  8. #8
    Diapositivo's Avatar
    Join Date
    Nov 2009
    Location
    Rome, Italy
    Shooter
    35mm
    Posts
    1,844
    I presume at the time of Adams there were light meters around which gave you only the candles per square foot values, and you had to convert them in photographic values. It's the same measurement, if I get it right, expressed with a different unit of measure.

    My Minolta spot meter F comes with a conversion table between EV at ISO 100, candles per square meter, and foot-lamberts. E.g. EV 14 is equivalent to 2300 cd/m^2 or 670 fL.

    If you have to use a light meter, and you use it for photography purposes, then it's better to use one which gives you straight EV values, or maybe exposure "couples". I see no advantage in having a measure in another unit and then converting it to your purposes.
    Fabrizio Ruggeri fine art photography site: http://fabrizio-ruggeri.artistwebsites.com
    Stock images at Imagebroker: http://www.imagebroker.com/#/search/ib_fbr

  9. #9

    Join Date
    May 2010
    Shooter
    35mm
    Posts
    26
    @Chris,

    I'm not getting anything close to that. Try metering something that is 100FC at f/11 at 100ASA, not anywhere near 1/125.

  10. #10
    Christopher Walrath's Avatar
    Join Date
    Dec 2005
    Location
    Milton, DE, USA
    Shooter
    4x5 Format
    Posts
    6,980
    Blog Entries
    29
    Images
    19
    Addendum. That will be a slight increase in exposure, of course. But that can be accounted for in printing.
    Thank you.
    CWalrath
    APUG BLIND PRINT EXCHANGE
    DE Darkroom

    "Wubba, wubba, wubba. Bing, bang, bong. Yuck, yuck, yuck and a fiddle-dee-dee." - The Yeti

Page 1 of 4 1234 LastLast


 

APUG PARTNERS EQUALLY FUNDING OUR COMMUNITY:

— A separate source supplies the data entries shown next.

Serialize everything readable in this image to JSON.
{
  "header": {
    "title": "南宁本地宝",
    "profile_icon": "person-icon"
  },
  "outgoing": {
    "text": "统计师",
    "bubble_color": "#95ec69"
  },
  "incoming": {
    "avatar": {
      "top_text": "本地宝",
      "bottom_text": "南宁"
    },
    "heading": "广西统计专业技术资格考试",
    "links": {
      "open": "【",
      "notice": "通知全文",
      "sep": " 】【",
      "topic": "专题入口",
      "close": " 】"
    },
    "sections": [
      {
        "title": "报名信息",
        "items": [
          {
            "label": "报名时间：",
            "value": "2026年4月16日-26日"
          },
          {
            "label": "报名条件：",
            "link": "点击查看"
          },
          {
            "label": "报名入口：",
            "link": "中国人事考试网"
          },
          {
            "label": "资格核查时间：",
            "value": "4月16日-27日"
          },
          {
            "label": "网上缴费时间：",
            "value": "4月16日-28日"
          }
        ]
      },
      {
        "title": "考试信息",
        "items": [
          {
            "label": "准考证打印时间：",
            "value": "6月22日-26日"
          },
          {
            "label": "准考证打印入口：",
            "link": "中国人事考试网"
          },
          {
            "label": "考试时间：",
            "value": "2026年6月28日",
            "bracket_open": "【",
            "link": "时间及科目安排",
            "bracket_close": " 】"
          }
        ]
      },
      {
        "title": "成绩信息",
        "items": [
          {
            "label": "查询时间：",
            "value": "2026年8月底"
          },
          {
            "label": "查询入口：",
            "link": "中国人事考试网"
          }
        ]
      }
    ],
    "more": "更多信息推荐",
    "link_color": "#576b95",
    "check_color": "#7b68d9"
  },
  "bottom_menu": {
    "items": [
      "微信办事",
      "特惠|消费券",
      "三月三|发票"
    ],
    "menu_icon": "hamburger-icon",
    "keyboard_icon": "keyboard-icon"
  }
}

Contact Us  |  Support Us!  |  Advertise  |  Site Terms  |  Archive  —   Search  |  Mobile Device Access  |  RSS  |  Facebook  |  Linkedin